Well, Lamely made the field, and it was a touchy chip shot on the second hole of a sudden-death playoff earned the rookie his first Nationwide Tour victory. Lamely got up-and-down and sank a 3-foot par putt on that hole after Fowler missed an 8-footer for par.
Lamely’s playoff victory at the Nationwide Children’s Hospital Invitational earned him $139,500 and moved him to No. 12 on the tour’s money list. Lamely would’ve earned the winner’s check even if he lost the playoff because Fowler is an amateur.
Lamely, a rookie, had earned only about $15,000 in seven previous Nationwide starts this year, and hadn’t finished better than T-19. He tied for 13th at the PGA Tour’s Puerto Rico Open earlier this year. That experience was key last week.
“It really helped me with how to keep myself under control of what I need to keep doing, just keep hitting good shots, keep hitting good putts, just try and do the right things as opposed to thinking about things that I can’t control,” he said.
This is Lamely’s first year with Nationwide Tour status after he tied for 145th in his first appearance at the Q-School finals. Lamely, 29, said he has failed to advance out of the second stage of Q-School three times and has played the Tarheel, Hooters and Dakotas tours.
“You know, it’s tough when you see yourself getting better every year and then you kind of maybe miss by a couple at second stage or not playing well at second stage. It does get frustrating,” Lamely said.

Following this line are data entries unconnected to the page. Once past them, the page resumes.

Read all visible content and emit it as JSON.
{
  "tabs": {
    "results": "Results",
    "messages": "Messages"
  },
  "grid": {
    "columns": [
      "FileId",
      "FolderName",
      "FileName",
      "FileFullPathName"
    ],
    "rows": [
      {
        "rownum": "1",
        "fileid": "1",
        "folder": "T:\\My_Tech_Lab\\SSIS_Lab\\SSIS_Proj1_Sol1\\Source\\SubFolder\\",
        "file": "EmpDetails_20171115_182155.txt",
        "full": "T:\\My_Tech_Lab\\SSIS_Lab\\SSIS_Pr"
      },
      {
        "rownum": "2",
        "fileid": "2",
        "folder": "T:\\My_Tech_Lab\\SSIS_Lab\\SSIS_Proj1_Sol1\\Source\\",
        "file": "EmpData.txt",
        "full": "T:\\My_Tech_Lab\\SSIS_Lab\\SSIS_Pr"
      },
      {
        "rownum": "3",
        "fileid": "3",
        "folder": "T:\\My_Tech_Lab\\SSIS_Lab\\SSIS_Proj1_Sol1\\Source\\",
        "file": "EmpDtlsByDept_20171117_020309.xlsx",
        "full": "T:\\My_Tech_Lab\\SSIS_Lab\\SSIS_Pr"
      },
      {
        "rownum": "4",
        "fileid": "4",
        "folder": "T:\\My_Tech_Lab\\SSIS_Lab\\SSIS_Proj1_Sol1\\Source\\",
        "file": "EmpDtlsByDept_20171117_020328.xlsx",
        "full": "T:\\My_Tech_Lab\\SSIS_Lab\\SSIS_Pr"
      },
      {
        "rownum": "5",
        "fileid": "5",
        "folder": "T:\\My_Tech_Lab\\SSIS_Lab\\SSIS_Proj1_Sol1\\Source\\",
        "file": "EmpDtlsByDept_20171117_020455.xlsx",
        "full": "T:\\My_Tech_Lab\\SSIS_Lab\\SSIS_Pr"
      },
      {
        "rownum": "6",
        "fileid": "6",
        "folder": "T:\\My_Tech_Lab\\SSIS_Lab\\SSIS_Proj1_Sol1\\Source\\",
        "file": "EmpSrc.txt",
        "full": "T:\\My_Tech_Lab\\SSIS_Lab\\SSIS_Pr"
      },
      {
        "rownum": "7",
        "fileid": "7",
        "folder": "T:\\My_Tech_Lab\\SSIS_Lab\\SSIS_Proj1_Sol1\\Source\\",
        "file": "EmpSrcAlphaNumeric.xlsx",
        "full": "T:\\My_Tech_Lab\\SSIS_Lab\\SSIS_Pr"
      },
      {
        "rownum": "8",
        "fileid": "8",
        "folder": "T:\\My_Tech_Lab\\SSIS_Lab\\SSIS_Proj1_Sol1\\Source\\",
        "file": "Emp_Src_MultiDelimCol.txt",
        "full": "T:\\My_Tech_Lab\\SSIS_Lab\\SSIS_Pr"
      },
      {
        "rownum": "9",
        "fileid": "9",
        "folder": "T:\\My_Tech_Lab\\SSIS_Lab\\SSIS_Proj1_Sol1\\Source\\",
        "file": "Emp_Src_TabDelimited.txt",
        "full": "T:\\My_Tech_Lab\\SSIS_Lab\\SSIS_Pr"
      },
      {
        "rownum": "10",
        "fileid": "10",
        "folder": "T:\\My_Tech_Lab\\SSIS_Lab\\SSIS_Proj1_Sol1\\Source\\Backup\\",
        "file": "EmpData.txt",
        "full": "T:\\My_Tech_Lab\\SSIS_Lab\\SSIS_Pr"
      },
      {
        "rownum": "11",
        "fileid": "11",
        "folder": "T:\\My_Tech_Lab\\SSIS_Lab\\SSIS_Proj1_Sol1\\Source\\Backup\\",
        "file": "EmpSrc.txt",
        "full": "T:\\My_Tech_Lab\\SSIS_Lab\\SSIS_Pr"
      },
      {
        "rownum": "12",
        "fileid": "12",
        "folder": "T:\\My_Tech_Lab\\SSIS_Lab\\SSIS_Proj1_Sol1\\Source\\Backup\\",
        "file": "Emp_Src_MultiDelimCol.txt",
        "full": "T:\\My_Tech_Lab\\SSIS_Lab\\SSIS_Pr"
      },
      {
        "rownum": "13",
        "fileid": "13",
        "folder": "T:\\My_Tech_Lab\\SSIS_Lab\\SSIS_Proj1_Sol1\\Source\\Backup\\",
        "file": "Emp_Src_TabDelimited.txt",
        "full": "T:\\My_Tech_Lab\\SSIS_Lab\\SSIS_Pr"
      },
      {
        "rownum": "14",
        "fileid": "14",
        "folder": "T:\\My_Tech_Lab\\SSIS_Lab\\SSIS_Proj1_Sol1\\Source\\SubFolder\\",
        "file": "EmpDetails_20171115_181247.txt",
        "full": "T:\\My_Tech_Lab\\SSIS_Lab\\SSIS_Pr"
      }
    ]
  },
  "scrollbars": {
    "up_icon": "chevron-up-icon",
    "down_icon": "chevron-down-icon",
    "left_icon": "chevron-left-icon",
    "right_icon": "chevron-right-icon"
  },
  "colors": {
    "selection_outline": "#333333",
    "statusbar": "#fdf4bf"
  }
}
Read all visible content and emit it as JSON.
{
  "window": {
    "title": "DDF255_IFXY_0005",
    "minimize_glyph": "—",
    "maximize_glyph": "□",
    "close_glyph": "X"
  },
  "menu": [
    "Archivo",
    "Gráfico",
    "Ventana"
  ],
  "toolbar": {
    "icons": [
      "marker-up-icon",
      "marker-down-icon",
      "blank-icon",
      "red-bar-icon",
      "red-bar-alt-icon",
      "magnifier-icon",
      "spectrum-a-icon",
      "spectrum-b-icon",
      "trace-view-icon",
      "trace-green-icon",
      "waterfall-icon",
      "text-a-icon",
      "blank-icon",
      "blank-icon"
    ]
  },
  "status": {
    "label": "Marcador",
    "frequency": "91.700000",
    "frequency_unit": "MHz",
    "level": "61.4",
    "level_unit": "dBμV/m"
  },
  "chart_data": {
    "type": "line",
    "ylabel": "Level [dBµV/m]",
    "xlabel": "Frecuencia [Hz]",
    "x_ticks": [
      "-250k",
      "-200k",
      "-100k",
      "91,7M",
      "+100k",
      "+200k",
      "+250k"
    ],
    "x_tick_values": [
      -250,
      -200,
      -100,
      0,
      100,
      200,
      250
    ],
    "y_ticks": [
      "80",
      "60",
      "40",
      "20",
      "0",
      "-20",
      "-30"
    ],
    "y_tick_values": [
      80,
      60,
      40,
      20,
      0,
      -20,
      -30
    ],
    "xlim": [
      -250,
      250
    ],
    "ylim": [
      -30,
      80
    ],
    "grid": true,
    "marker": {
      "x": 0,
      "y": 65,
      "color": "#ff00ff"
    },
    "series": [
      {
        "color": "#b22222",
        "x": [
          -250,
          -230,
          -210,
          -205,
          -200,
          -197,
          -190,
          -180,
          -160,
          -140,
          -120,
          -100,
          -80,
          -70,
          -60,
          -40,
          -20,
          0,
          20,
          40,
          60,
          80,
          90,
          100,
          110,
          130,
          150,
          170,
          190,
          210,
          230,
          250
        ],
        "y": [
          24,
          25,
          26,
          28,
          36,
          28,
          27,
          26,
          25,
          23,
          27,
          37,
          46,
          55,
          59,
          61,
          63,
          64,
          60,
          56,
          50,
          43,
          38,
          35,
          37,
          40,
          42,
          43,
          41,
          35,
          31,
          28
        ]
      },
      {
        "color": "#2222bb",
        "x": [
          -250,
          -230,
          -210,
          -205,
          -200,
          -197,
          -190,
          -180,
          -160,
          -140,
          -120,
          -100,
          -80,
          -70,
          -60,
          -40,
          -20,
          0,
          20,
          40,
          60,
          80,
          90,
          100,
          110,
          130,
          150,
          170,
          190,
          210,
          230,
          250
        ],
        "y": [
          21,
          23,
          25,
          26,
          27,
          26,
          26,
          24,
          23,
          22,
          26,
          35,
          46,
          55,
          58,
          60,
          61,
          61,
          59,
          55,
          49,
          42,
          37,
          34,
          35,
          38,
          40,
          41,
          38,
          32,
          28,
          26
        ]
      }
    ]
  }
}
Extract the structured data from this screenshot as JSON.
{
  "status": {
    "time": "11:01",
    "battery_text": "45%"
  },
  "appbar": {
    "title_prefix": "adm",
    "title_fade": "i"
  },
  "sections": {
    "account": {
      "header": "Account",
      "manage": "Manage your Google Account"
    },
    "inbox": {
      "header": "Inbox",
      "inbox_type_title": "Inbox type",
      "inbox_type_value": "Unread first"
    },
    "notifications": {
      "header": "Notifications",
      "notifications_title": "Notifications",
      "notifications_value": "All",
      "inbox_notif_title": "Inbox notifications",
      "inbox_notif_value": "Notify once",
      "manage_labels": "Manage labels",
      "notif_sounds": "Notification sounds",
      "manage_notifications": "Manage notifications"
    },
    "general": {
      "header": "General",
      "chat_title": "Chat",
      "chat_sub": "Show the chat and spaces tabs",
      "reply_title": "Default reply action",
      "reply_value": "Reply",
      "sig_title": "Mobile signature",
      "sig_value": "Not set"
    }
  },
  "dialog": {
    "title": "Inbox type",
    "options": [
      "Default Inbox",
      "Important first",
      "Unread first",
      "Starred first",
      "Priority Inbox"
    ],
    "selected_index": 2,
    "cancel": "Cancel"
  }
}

“But you can’t – in my case this has been a dream of mine for so long that one week can’t define you. I knew I kept getting better, so as long as I was getting better, I said I’d keep playing. So that was my deal. I told myself as long as I was getting better, I’ll keep going.”